The project is currently being crowdfunded on Kickstarter: “This felt like the perfect platform to pool funding from a range of sources.The project is for people and is social. It allows support to come in from both cities and also opens the project up to a wider audience.”
For “Twin Space”, if you pledge €20, you can have your name, or that of a friend, engraved on the structure in either Front Square or New York. €200 will get you two invites to a “small, secret switch on party between the two cities”. He hopes that “people, particularly past and present Trinity students will support the project and pledge so that this can happen”. The project has over 130 backers, but with just eight days to go, has only raised about €10,000 of its €200,000 goal. The Kickstarter campaign is scheduled to end on July 24th.

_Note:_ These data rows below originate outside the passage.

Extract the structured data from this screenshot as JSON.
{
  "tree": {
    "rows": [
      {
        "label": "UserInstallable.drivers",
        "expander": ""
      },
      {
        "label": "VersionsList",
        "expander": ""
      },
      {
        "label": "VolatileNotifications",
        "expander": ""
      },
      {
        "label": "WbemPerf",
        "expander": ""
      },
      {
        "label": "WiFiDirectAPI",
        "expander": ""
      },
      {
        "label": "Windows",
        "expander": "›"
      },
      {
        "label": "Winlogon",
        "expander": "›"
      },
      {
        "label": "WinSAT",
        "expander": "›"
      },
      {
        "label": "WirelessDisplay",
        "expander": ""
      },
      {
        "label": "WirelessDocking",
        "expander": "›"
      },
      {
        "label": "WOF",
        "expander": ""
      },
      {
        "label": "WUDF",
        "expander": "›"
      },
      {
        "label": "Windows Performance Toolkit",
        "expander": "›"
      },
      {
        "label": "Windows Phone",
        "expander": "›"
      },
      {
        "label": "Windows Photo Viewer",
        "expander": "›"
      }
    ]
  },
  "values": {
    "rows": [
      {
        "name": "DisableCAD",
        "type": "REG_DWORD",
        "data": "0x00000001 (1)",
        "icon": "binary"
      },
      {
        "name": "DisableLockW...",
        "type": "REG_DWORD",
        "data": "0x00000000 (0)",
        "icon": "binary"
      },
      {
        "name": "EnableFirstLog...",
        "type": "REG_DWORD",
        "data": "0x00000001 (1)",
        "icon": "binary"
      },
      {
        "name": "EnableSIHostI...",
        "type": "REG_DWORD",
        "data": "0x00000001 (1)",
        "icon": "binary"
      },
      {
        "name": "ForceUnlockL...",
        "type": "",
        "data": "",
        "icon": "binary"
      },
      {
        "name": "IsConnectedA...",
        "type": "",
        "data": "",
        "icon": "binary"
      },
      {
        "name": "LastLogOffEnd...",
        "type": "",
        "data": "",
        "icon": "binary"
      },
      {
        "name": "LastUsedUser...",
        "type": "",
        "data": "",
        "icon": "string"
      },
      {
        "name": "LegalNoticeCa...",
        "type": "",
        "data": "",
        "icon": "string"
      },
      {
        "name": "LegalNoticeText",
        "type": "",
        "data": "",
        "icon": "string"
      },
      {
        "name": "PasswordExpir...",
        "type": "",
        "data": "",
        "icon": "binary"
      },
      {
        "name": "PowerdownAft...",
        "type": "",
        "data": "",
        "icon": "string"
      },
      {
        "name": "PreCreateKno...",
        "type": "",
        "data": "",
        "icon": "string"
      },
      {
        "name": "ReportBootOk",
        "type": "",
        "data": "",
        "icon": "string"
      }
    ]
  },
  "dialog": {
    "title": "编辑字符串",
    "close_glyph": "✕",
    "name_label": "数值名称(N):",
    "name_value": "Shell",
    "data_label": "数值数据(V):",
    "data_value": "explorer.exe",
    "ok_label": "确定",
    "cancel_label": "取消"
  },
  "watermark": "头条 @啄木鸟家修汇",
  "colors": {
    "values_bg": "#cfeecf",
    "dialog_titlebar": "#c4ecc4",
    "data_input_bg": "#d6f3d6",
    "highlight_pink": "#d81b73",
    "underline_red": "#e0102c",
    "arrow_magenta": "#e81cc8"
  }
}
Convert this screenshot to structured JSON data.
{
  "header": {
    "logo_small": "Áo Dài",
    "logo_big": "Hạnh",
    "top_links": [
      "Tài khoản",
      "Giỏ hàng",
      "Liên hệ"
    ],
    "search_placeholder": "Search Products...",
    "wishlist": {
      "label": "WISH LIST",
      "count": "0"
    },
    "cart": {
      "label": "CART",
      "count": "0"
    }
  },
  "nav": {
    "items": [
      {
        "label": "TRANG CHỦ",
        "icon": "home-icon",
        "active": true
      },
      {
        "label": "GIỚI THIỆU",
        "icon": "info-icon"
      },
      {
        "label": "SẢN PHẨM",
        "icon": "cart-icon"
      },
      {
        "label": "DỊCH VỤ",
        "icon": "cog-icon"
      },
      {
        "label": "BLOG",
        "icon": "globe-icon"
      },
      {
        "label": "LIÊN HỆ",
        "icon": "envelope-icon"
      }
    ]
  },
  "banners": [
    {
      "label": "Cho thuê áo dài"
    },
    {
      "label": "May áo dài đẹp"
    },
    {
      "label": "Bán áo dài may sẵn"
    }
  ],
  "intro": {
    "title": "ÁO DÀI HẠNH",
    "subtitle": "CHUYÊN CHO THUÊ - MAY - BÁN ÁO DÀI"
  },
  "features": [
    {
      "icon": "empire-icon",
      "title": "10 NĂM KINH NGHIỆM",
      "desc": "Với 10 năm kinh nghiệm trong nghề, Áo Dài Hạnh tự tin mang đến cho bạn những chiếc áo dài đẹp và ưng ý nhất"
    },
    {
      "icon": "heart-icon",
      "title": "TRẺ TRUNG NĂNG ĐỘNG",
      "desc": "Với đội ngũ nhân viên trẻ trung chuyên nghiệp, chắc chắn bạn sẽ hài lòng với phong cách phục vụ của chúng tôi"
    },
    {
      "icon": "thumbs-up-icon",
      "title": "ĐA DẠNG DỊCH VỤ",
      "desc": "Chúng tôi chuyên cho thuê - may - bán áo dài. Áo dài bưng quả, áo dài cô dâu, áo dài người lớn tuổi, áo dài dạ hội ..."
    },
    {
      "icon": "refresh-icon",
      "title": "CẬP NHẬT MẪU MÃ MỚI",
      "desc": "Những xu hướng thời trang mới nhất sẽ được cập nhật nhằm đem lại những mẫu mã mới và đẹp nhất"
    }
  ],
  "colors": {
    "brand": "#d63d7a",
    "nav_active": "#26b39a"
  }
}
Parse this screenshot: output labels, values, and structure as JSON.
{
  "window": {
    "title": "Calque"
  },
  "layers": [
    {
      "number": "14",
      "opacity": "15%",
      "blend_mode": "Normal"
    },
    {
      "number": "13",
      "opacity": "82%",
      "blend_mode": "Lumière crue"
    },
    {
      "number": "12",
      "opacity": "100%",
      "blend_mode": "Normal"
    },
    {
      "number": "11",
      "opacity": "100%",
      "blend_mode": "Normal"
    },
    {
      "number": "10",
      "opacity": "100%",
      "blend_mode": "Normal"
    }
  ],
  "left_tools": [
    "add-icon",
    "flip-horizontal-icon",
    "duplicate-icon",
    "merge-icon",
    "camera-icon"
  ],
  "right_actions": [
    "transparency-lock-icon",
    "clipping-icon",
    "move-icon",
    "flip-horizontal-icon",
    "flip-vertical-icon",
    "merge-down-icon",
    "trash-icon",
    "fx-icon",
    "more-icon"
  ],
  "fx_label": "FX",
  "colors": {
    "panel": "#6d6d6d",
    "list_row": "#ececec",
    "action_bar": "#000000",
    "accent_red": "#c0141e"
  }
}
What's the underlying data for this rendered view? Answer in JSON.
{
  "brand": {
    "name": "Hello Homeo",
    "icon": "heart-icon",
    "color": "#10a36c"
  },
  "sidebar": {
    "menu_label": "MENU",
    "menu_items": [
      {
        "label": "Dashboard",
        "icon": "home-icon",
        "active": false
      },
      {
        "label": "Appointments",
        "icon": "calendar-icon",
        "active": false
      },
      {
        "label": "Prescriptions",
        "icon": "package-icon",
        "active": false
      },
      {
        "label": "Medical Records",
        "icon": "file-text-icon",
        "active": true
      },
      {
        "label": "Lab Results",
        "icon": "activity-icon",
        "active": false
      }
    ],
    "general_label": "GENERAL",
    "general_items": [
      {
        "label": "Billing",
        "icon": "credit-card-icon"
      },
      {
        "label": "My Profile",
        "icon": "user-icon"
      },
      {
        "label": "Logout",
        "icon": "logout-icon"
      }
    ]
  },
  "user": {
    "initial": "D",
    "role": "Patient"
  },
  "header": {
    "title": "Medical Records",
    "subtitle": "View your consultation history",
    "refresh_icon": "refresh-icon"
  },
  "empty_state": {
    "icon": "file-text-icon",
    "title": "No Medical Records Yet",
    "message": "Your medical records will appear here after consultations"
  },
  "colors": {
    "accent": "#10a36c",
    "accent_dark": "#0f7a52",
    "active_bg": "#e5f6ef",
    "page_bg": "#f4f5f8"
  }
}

When asked of the obstacles involved in bringing the project to life, Curtin admits that there have been many. This includes a large amount of “engineering work carried out for the New York side” which involved “co-ordination between myself, two engineering offices and two host organizations”. He also added that the biggest hurdles have been in co-ordinating timelines, permits and financing.
It’s clear that Curtin is fully committed to achieving a lifelong ambition with this project. He finishes by underlining that “Twin Space” offers “a way for both cities to finance something that would build a bridge between them”, something that he is clearly passionate about. The campaign video on Kickstarter declares that “Twin Space” aims to “change how cities function and communicate”. Because of the way Kickstarter works, the project will only get funding if it reaches the €200,000 goal and Curtin has confirmed that the project will be cancelled if this target is not met.
“Twin Space” still has quite a mountain to climb, then. Whatever this project’s legacy may be, its unique appeal and sizable media interest does confirm our shared longing for connection, and this goal will continue to be pursued fiercely.
You can pledge money to “Twin Space” on Kickstarter.